Listed entries:
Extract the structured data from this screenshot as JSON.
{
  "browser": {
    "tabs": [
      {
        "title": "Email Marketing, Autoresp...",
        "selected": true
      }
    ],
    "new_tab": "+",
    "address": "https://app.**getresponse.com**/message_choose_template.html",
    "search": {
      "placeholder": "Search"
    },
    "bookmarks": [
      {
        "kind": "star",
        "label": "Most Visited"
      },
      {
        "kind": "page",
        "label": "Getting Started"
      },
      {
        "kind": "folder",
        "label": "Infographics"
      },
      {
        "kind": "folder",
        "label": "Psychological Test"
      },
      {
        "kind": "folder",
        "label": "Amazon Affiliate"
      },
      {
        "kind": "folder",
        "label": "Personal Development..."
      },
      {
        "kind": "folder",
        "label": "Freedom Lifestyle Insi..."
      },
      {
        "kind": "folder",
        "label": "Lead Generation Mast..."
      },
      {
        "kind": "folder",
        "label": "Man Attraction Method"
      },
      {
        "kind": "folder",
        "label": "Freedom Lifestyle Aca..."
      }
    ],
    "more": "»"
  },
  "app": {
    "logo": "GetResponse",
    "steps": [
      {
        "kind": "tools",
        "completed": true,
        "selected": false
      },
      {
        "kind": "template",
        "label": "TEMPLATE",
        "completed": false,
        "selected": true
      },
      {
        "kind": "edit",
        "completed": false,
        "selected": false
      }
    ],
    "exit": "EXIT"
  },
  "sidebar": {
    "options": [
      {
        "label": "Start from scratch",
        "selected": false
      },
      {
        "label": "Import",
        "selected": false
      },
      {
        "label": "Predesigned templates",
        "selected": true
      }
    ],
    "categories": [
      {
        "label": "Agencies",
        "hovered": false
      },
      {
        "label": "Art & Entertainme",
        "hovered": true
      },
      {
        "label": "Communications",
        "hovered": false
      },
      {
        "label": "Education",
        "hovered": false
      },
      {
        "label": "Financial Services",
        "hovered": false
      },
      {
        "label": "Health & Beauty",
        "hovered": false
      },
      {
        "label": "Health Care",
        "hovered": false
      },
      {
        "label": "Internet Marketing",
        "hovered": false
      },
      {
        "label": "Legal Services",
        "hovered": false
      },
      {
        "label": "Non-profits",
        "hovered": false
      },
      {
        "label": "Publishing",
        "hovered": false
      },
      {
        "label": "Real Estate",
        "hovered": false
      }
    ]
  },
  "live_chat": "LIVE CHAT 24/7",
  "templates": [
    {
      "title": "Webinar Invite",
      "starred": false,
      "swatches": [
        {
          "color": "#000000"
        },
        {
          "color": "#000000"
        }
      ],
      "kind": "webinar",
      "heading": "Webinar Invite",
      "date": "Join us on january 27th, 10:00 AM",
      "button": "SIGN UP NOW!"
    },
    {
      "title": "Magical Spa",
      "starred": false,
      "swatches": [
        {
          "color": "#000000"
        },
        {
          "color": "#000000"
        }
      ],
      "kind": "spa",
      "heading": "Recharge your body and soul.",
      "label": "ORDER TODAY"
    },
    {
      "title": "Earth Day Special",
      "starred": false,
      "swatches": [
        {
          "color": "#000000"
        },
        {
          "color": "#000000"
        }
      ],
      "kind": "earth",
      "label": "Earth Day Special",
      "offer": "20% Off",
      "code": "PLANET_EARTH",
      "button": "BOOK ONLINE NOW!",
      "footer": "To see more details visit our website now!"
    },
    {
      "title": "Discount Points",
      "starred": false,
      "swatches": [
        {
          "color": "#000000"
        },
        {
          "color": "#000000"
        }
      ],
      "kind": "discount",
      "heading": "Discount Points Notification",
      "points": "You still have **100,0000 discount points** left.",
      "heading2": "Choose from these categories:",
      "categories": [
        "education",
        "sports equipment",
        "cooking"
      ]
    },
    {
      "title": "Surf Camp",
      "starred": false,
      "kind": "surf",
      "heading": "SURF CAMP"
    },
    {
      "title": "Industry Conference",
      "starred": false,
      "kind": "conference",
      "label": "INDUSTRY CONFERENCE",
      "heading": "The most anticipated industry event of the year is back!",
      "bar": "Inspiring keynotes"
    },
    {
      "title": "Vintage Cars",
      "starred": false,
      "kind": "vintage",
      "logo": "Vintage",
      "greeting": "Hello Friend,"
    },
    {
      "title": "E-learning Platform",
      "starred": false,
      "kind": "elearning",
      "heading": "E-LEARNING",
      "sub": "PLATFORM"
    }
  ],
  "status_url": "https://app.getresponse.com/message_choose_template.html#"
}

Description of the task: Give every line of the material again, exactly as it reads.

Task answer:
Extract the structured data from this screenshot as JSON.
{
  "browser": {
    "tabs": [
      {
        "title": "Email Marketing, Autoresp...",
        "selected": true
      }
    ],
    "new_tab": "+",
    "address": "https://app.**getresponse.com**/message_choose_template.html",
    "search": {
      "placeholder": "Search"
    },
    "bookmarks": [
      {
        "kind": "star",
        "label": "Most Visited"
      },
      {
        "kind": "page",
        "label": "Getting Started"
      },
      {
        "kind": "folder",
        "label": "Infographics"
      },
      {
        "kind": "folder",
        "label": "Psychological Test"
      },
      {
        "kind": "folder",
        "label": "Amazon Affiliate"
      },
      {
        "kind": "folder",
        "label": "Personal Development..."
      },
      {
        "kind": "folder",
        "label": "Freedom Lifestyle Insi..."
      },
      {
        "kind": "folder",
        "label": "Lead Generation Mast..."
      },
      {
        "kind": "folder",
        "label": "Man Attraction Method"
      },
      {
        "kind": "folder",
        "label": "Freedom Lifestyle Aca..."
      }
    ],
    "more": "»"
  },
  "app": {
    "logo": "GetResponse",
    "steps": [
      {
        "kind": "tools",
        "completed": true,
        "selected": false
      },
      {
        "kind": "template",
        "label": "TEMPLATE",
        "completed": false,
        "selected": true
      },
      {
        "kind": "edit",
        "completed": false,
        "selected": false
      }
    ],
    "exit": "EXIT"
  },
  "sidebar": {
    "options": [
      {
        "label": "Start from scratch",
        "selected": false
      },
      {
        "label": "Import",
        "selected": false
      },
      {
        "label": "Predesigned templates",
        "selected": true
      }
    ],
    "categories": [
      {
        "label": "Agencies",
        "hovered": false
      },
      {
        "label": "Art & Entertainme",
        "hovered": true
      },
      {
        "label": "Communications",
        "hovered": false
      },
      {
        "label": "Education",
        "hovered": false
      },
      {
        "label": "Financial Services",
        "hovered": false
      },
      {
        "label": "Health & Beauty",
        "hovered": false
      },
      {
        "label": "Health Care",
        "hovered": false
      },
      {
        "label": "Internet Marketing",
        "hovered": false
      },
      {
        "label": "Legal Services",
        "hovered": false
      },
      {
        "label": "Non-profits",
        "hovered": false
      },
      {
        "label": "Publishing",
        "hovered": false
      },
      {
        "label": "Real Estate",
        "hovered": false
      }
    ]
  },
  "live_chat": "LIVE CHAT 24/7",
  "templates": [
    {
      "title": "Webinar Invite",
      "starred": false,
      "swatches": [
        {
          "color": "#000000"
        },
        {
          "color": "#000000"
        }
      ],
      "kind": "webinar",
      "heading": "Webinar Invite",
      "date": "Join us on january 27th, 10:00 AM",
      "button": "SIGN UP NOW!"
    },
    {
      "title": "Magical Spa",
      "starred": false,
      "swatches": [
        {
          "color": "#000000"
        },
        {
          "color": "#000000"
        }
      ],
      "kind": "spa",
      "heading": "Recharge your body and soul.",
      "label": "ORDER TODAY"
    },
    {
      "title": "Earth Day Special",
      "starred": false,
      "swatches": [
        {
          "color": "#000000"
        },
        {
          "color": "#000000"
        }
      ],
      "kind": "earth",
      "label": "Earth Day Special",
      "offer": "20% Off",
      "code": "PLANET_EARTH",
      "button": "BOOK ONLINE NOW!",
      "footer": "To see more details visit our website now!"
    },
    {
      "title": "Discount Points",
      "starred": false,
      "swatches": [
        {
          "color": "#000000"
        },
        {
          "color": "#000000"
        }
      ],
      "kind": "discount",
      "heading": "Discount Points Notification",
      "points": "You still have **100,0000 discount points** left.",
      "heading2": "Choose from these categories:",
      "categories": [
        "education",
        "sports equipment",
        "cooking"
      ]
    },
    {
      "title": "Surf Camp",
      "starred": false,
      "kind": "surf",
      "heading": "SURF CAMP"
    },
    {
      "title": "Industry Conference",
      "starred": false,
      "kind": "conference",
      "label": "INDUSTRY CONFERENCE",
      "heading": "The most anticipated industry event of the year is back!",
      "bar": "Inspiring keynotes"
    },
    {
      "title": "Vintage Cars",
      "starred": false,
      "kind": "vintage",
      "logo": "Vintage",
      "greeting": "Hello Friend,"
    },
    {
      "title": "E-learning Platform",
      "starred": false,
      "kind": "elearning",
      "heading": "E-LEARNING",
      "sub": "PLATFORM"
    }
  ],
  "status_url": "https://app.getresponse.com/message_choose_template.html#"
}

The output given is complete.